In anticipation of the 2010 VH1 Hip Hop Honors: The Dirty South, which airs on June 7, Complex and Miss Info have teamed with the network to celebrate this year's honorees with exclusive coverage.
On the ode to Miami's Dade County, "Born N Raised," Pitbull refers to Luke as "The King." Flipping through our list of "The 25 Greatest Luke Songs Of All Time," it's easy to see how the Miami legend attained the crown, with a legacy that includes fronting crossover bass heroes 2 Live Crew, starting one of the first successful independent hip-hop labels, and a reputation as a hypeman/personality/artist who inspired an entire generation of rappers and entrepreneurs. Complex sat down with the Bawse of M.I. Yayo, Rick Ross, who's preparing to release his fourth album, Teflon Don, in July, to get his thoughts on Uncle Luke. Read on for his memories, including his reaction to the first time he heard "We Want Some Pussy" as a teenager...
Interview by Brendan Frederick
Complex: Do your remember the first time you heard Luke's music?

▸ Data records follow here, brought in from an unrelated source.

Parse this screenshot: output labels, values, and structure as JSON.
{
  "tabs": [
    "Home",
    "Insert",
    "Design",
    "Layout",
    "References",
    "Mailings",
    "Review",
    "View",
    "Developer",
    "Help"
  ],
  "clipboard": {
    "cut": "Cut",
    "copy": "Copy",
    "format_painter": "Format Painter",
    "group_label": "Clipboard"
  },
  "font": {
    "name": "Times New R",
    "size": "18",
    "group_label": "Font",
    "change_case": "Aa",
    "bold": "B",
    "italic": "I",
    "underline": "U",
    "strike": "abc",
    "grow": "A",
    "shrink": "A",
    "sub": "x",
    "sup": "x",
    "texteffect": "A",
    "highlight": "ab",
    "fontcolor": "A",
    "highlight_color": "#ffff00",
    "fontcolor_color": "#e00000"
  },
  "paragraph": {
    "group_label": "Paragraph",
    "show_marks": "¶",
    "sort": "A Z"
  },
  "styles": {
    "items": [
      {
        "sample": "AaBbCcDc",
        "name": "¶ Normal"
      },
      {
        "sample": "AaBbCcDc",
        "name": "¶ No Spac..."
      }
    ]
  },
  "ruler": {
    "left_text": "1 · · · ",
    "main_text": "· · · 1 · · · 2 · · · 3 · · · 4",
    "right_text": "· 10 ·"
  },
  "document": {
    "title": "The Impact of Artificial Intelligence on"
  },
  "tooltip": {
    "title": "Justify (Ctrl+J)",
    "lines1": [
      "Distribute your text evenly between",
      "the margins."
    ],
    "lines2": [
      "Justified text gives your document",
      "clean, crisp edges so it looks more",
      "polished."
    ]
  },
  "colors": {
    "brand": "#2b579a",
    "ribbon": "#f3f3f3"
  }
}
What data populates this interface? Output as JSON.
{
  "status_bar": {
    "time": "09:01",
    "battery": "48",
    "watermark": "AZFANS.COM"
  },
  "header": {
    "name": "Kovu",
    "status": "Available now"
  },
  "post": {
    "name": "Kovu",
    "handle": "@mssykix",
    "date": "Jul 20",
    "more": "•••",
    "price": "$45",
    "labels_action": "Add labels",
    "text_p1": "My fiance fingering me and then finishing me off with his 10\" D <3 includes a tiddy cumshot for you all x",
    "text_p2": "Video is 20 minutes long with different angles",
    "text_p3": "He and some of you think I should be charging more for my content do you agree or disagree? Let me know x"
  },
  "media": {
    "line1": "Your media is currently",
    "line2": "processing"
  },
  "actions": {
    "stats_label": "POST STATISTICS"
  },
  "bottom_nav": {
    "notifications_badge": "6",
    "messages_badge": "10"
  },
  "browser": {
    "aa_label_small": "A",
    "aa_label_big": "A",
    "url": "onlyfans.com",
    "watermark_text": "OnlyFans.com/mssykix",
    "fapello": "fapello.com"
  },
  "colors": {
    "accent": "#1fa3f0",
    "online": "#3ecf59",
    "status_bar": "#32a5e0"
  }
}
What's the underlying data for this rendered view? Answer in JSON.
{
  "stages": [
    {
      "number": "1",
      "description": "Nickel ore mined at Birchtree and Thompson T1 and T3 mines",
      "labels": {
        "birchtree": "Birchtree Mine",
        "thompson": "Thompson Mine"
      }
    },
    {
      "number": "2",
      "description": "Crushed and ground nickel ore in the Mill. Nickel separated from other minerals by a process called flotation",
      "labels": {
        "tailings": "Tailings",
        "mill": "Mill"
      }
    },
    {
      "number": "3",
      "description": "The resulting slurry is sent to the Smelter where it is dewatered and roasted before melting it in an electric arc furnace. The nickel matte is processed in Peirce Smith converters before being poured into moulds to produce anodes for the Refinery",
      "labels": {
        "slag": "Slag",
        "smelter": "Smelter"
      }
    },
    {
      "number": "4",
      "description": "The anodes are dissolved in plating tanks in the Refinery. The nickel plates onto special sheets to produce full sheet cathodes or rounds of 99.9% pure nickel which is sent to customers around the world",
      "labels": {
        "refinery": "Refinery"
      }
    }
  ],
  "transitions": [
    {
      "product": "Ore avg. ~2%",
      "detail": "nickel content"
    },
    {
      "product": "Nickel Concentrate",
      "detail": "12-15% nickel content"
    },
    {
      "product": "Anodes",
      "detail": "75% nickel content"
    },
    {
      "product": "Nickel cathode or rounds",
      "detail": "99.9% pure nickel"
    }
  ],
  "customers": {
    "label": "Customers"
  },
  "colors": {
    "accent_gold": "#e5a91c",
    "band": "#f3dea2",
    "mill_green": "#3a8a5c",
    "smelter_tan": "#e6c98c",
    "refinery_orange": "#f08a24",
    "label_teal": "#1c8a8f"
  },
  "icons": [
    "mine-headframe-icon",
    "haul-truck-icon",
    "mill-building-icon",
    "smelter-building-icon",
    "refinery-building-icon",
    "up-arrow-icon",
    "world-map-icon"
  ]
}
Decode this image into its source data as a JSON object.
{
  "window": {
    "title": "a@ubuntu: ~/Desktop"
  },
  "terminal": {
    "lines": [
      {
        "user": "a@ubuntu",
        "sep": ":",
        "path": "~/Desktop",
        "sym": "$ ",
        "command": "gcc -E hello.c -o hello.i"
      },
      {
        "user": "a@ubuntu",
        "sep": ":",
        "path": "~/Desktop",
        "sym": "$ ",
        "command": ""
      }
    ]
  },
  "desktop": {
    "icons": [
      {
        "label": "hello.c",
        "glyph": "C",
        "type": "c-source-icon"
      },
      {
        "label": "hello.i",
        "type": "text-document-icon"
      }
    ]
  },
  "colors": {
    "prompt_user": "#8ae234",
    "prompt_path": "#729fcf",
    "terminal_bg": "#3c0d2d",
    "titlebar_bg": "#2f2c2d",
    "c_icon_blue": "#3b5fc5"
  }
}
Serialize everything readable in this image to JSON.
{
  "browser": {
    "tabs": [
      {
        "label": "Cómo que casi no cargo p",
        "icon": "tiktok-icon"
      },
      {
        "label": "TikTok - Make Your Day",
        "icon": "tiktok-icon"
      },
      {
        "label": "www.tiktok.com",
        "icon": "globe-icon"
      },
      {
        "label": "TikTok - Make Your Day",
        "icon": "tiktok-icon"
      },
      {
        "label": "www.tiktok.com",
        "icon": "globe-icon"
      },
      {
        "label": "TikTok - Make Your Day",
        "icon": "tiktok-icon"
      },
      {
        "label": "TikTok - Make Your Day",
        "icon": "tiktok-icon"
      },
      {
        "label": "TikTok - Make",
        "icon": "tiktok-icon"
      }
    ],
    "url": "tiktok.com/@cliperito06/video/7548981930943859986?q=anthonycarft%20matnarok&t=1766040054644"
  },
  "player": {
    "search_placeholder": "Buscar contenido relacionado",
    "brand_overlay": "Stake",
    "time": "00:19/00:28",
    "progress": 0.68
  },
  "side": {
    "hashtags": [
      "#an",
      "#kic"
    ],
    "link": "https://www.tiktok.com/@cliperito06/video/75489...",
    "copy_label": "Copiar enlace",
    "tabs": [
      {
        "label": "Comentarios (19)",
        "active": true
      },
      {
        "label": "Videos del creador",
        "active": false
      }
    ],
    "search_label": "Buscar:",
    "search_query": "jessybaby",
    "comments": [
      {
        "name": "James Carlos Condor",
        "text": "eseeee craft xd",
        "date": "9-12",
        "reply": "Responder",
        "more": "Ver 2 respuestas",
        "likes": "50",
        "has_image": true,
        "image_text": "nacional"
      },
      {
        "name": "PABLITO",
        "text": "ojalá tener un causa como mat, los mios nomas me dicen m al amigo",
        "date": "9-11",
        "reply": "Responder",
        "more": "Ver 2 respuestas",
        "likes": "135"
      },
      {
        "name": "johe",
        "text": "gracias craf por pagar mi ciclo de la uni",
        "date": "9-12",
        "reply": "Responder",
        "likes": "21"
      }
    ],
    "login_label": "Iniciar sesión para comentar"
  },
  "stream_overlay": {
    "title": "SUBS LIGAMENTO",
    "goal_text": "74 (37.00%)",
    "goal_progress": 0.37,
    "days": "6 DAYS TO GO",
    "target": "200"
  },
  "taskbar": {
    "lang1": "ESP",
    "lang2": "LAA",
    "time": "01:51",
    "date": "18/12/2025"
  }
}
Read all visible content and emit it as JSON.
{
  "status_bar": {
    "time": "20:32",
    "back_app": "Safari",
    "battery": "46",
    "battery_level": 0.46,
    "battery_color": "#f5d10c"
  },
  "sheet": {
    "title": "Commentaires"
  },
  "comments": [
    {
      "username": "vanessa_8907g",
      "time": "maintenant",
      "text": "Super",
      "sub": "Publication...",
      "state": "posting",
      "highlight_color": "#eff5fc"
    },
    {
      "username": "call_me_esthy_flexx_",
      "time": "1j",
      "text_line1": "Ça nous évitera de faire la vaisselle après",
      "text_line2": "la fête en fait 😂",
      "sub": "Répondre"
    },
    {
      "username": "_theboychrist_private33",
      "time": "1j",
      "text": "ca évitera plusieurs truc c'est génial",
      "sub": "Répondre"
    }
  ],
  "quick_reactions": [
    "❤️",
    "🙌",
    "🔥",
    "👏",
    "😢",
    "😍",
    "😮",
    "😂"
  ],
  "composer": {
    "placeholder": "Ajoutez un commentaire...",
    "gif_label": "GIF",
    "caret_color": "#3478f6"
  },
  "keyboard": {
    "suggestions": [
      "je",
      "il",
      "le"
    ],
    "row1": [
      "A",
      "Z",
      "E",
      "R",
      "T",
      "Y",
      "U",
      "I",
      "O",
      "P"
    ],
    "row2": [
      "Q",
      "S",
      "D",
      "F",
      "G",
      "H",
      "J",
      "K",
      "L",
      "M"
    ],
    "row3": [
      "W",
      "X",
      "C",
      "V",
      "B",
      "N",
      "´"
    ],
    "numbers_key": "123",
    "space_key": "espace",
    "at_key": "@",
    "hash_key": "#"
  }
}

Rick Ross: When I was younger, and they first hit the scene, it was all about Ghetto Style DJs. DJs in Miami was always big, so it used to be the battle of the DJs. R.I.P DJ Al. Used to be Sugarhill DJs, Ghetto Style DJs, Vicious Funk DJs, and Big Daddy Knok. So Ghetto Style DJs had the most speakers, and that's what Luke was, a DJ. So when everybody hears Luke making all that noise and getting crunk, we know him from being a DJ. So that's why when he became an artist and started tryin' to rap when he wasn't a rapper, it was a natural progression. He always made the parties live, and that's what you wanted to hear, so when I heard [Ross begins to sing] " Heyyyy, we want some pussy," although I was in elementary school, I didn't see it as obscene or vulgar. I was just looking at the fact that there was a dude from my 'hood who was living his dreams. He manufactured his own music, he distributed his own music, and I believe Luke was one of the first pioneers of being independent and an executive, and that's big in the game.
Complex: The influence of bass music on today's hip-hop seems to get overlooked a lot. Why do you think that is?
Rick Ross: There's a time when everyone evolves and moves on, and I think that's what it was. That was one of the greatest eras in Miami. He was selling maybe the most records from a single artist or act in Miami and I believe Luke Records may still hold that. So, to see Banned in USA going triple platinum...
Complex: You have any songs that are your favorites?
Rick Ross: Of course! He still inspires my music in some shape, form, or fashion—you have to understand, when I get up on the mic and speak my mind any time I feel like it, Luke Skywalker showed me how to do that. He didn't give a fuck and that's what it was. Records like "Move Somethin'" is timeless. You could YouTube that video right now and God bless the dead, but some of the biggest drug dealers that came from Miami made sure they were there. The Convertible Berts and the Big Ikes, the people you hear about in these songs, they was there on 15th Ave. when they had they jeans all the way down to their knees, with their arms crossed and reppin' the University of Miami. That pride was always instilled in Miami and it comes from Luke. When he was maybe the biggest Southern artist in the game, he was representing the Hurricanes.
Complex: You heard that he's being honored at the VH1 Hip-Hop Honors this year?
Rick Ross: Most definitely. I hope they honor him as an artist and an executive, being the face behind JT Money, Poison Clan, H-Town, even Professor Griff was signed there once, MC Shy D, Trick Daddy, Pitbull. I mean the list goes on and on. He was so instrumental in so many careers, and I tip my hat to him.